PROVIDED DATA
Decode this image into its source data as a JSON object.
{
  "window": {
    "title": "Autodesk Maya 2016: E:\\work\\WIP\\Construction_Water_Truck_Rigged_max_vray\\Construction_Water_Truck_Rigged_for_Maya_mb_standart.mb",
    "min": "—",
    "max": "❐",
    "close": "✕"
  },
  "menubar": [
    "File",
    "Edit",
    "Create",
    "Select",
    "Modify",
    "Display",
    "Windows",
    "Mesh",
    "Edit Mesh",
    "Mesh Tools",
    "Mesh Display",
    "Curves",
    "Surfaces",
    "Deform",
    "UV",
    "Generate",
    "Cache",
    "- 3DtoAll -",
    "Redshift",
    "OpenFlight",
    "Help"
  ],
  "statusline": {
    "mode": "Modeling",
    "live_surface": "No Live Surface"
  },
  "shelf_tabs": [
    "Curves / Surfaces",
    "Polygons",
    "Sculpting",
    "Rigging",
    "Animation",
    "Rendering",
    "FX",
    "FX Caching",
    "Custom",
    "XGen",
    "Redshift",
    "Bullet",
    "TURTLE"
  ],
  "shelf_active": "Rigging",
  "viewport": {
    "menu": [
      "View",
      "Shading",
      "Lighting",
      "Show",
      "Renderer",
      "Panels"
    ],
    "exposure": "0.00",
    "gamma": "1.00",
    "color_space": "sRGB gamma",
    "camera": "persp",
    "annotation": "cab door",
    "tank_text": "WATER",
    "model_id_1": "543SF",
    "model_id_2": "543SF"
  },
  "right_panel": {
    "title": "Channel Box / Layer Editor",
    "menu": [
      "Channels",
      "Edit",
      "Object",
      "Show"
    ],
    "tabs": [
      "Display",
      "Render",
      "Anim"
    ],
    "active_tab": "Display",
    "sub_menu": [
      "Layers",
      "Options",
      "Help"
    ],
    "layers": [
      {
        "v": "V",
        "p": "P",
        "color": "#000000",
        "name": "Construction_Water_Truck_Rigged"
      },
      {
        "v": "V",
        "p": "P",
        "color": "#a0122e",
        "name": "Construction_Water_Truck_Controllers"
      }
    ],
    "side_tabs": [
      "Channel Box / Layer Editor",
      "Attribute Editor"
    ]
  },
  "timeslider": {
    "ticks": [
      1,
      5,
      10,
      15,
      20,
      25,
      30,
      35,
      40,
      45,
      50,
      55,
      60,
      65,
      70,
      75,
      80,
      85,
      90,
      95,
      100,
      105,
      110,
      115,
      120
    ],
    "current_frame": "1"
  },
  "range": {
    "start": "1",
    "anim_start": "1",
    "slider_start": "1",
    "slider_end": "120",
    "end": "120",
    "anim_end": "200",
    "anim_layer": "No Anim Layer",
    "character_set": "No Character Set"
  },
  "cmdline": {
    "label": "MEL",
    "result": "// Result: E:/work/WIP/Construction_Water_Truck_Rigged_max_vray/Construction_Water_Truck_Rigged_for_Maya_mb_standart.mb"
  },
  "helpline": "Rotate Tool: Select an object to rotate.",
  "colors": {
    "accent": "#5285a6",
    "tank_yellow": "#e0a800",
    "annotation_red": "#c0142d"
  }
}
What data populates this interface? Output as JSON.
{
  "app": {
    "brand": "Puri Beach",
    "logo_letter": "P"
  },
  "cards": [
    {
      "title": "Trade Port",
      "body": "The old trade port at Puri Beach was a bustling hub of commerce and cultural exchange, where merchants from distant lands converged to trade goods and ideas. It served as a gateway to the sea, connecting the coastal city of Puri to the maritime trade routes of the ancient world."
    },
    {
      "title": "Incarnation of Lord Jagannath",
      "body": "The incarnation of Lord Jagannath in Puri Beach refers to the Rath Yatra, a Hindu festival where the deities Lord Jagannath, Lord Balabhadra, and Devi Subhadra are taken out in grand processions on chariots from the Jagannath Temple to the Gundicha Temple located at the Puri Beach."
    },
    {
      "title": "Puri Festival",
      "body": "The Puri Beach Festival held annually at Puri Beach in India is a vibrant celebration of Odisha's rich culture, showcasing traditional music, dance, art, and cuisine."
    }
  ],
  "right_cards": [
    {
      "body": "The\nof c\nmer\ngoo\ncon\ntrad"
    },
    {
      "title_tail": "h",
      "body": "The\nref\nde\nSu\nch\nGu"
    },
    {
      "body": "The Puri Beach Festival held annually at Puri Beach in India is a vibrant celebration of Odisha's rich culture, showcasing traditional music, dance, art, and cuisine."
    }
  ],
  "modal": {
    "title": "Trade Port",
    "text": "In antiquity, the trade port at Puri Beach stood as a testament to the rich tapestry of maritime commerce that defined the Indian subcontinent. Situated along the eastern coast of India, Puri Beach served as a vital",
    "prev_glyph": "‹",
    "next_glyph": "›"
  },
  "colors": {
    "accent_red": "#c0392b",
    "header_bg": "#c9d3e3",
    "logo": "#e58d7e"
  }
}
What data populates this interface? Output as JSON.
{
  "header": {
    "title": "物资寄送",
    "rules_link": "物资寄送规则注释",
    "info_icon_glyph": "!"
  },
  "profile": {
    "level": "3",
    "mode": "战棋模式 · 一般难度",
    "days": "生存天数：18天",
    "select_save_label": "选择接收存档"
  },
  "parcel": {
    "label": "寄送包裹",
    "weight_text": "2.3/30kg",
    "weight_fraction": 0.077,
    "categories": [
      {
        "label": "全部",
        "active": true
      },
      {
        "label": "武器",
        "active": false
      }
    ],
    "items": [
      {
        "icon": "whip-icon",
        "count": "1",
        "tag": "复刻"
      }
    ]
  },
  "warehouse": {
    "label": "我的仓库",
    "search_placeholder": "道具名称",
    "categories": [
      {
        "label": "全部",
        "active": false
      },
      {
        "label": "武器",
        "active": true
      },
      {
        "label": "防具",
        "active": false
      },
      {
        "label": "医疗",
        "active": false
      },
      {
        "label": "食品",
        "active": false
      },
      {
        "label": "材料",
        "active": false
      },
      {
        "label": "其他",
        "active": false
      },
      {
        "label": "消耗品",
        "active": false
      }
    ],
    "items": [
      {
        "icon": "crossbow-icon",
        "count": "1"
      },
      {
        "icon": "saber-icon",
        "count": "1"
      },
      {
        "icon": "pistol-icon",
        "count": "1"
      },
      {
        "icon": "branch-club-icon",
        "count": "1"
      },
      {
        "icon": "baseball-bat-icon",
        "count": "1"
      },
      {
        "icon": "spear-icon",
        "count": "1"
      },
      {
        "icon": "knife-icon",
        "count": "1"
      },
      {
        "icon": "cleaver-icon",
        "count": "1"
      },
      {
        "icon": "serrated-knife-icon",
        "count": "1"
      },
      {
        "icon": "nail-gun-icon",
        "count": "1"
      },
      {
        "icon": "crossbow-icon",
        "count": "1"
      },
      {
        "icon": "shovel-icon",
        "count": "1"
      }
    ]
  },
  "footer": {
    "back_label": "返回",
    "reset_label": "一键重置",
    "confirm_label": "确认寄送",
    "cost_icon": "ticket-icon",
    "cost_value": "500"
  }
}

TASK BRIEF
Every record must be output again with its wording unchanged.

ANSWER TO THE EXERCISE
Decode this image into its source data as a JSON object.
{
  "window": {
    "title": "Autodesk Maya 2016: E:\\work\\WIP\\Construction_Water_Truck_Rigged_max_vray\\Construction_Water_Truck_Rigged_for_Maya_mb_standart.mb",
    "min": "—",
    "max": "❐",
    "close": "✕"
  },
  "menubar": [
    "File",
    "Edit",
    "Create",
    "Select",
    "Modify",
    "Display",
    "Windows",
    "Mesh",
    "Edit Mesh",
    "Mesh Tools",
    "Mesh Display",
    "Curves",
    "Surfaces",
    "Deform",
    "UV",
    "Generate",
    "Cache",
    "- 3DtoAll -",
    "Redshift",
    "OpenFlight",
    "Help"
  ],
  "statusline": {
    "mode": "Modeling",
    "live_surface": "No Live Surface"
  },
  "shelf_tabs": [
    "Curves / Surfaces",
    "Polygons",
    "Sculpting",
    "Rigging",
    "Animation",
    "Rendering",
    "FX",
    "FX Caching",
    "Custom",
    "XGen",
    "Redshift",
    "Bullet",
    "TURTLE"
  ],
  "shelf_active": "Rigging",
  "viewport": {
    "menu": [
      "View",
      "Shading",
      "Lighting",
      "Show",
      "Renderer",
      "Panels"
    ],
    "exposure": "0.00",
    "gamma": "1.00",
    "color_space": "sRGB gamma",
    "camera": "persp",
    "annotation": "cab door",
    "tank_text": "WATER",
    "model_id_1": "543SF",
    "model_id_2": "543SF"
  },
  "right_panel": {
    "title": "Channel Box / Layer Editor",
    "menu": [
      "Channels",
      "Edit",
      "Object",
      "Show"
    ],
    "tabs": [
      "Display",
      "Render",
      "Anim"
    ],
    "active_tab": "Display",
    "sub_menu": [
      "Layers",
      "Options",
      "Help"
    ],
    "layers": [
      {
        "v": "V",
        "p": "P",
        "color": "#000000",
        "name": "Construction_Water_Truck_Rigged"
      },
      {
        "v": "V",
        "p": "P",
        "color": "#a0122e",
        "name": "Construction_Water_Truck_Controllers"
      }
    ],
    "side_tabs": [
      "Channel Box / Layer Editor",
      "Attribute Editor"
    ]
  },
  "timeslider": {
    "ticks": [
      1,
      5,
      10,
      15,
      20,
      25,
      30,
      35,
      40,
      45,
      50,
      55,
      60,
      65,
      70,
      75,
      80,
      85,
      90,
      95,
      100,
      105,
      110,
      115,
      120
    ],
    "current_frame": "1"
  },
  "range": {
    "start": "1",
    "anim_start": "1",
    "slider_start": "1",
    "slider_end": "120",
    "end": "120",
    "anim_end": "200",
    "anim_layer": "No Anim Layer",
    "character_set": "No Character Set"
  },
  "cmdline": {
    "label": "MEL",
    "result": "// Result: E:/work/WIP/Construction_Water_Truck_Rigged_max_vray/Construction_Water_Truck_Rigged_for_Maya_mb_standart.mb"
  },
  "helpline": "Rotate Tool: Select an object to rotate.",
  "colors": {
    "accent": "#5285a6",
    "tank_yellow": "#e0a800",
    "annotation_red": "#c0142d"
  }
}
What data populates this interface? Output as JSON.
{
  "app": {
    "brand": "Puri Beach",
    "logo_letter": "P"
  },
  "cards": [
    {
      "title": "Trade Port",
      "body": "The old trade port at Puri Beach was a bustling hub of commerce and cultural exchange, where merchants from distant lands converged to trade goods and ideas. It served as a gateway to the sea, connecting the coastal city of Puri to the maritime trade routes of the ancient world."
    },
    {
      "title": "Incarnation of Lord Jagannath",
      "body": "The incarnation of Lord Jagannath in Puri Beach refers to the Rath Yatra, a Hindu festival where the deities Lord Jagannath, Lord Balabhadra, and Devi Subhadra are taken out in grand processions on chariots from the Jagannath Temple to the Gundicha Temple located at the Puri Beach."
    },
    {
      "title": "Puri Festival",
      "body": "The Puri Beach Festival held annually at Puri Beach in India is a vibrant celebration of Odisha's rich culture, showcasing traditional music, dance, art, and cuisine."
    }
  ],
  "right_cards": [
    {
      "body": "The\nof c\nmer\ngoo\ncon\ntrad"
    },
    {
      "title_tail": "h",
      "body": "The\nref\nde\nSu\nch\nGu"
    },
    {
      "body": "The Puri Beach Festival held annually at Puri Beach in India is a vibrant celebration of Odisha's rich culture, showcasing traditional music, dance, art, and cuisine."
    }
  ],
  "modal": {
    "title": "Trade Port",
    "text": "In antiquity, the trade port at Puri Beach stood as a testament to the rich tapestry of maritime commerce that defined the Indian subcontinent. Situated along the eastern coast of India, Puri Beach served as a vital",
    "prev_glyph": "‹",
    "next_glyph": "›"
  },
  "colors": {
    "accent_red": "#c0392b",
    "header_bg": "#c9d3e3",
    "logo": "#e58d7e"
  }
}
What data populates this interface? Output as JSON.
{
  "header": {
    "title": "物资寄送",
    "rules_link": "物资寄送规则注释",
    "info_icon_glyph": "!"
  },
  "profile": {
    "level": "3",
    "mode": "战棋模式 · 一般难度",
    "days": "生存天数：18天",
    "select_save_label": "选择接收存档"
  },
  "parcel": {
    "label": "寄送包裹",
    "weight_text": "2.3/30kg",
    "weight_fraction": 0.077,
    "categories": [
      {
        "label": "全部",
        "active": true
      },
      {
        "label": "武器",
        "active": false
      }
    ],
    "items": [
      {
        "icon": "whip-icon",
        "count": "1",
        "tag": "复刻"
      }
    ]
  },
  "warehouse": {
    "label": "我的仓库",
    "search_placeholder": "道具名称",
    "categories": [
      {
        "label": "全部",
        "active": false
      },
      {
        "label": "武器",
        "active": true
      },
      {
        "label": "防具",
        "active": false
      },
      {
        "label": "医疗",
        "active": false
      },
      {
        "label": "食品",
        "active": false
      },
      {
        "label": "材料",
        "active": false
      },
      {
        "label": "其他",
        "active": false
      },
      {
        "label": "消耗品",
        "active": false
      }
    ],
    "items": [
      {
        "icon": "crossbow-icon",
        "count": "1"
      },
      {
        "icon": "saber-icon",
        "count": "1"
      },
      {
        "icon": "pistol-icon",
        "count": "1"
      },
      {
        "icon": "branch-club-icon",
        "count": "1"
      },
      {
        "icon": "baseball-bat-icon",
        "count": "1"
      },
      {
        "icon": "spear-icon",
        "count": "1"
      },
      {
        "icon": "knife-icon",
        "count": "1"
      },
      {
        "icon": "cleaver-icon",
        "count": "1"
      },
      {
        "icon": "serrated-knife-icon",
        "count": "1"
      },
      {
        "icon": "nail-gun-icon",
        "count": "1"
      },
      {
        "icon": "crossbow-icon",
        "count": "1"
      },
      {
        "icon": "shovel-icon",
        "count": "1"
      }
    ]
  },
  "footer": {
    "back_label": "返回",
    "reset_label": "一键重置",
    "confirm_label": "确认寄送",
    "cost_icon": "ticket-icon",
    "cost_value": "500"
  }
}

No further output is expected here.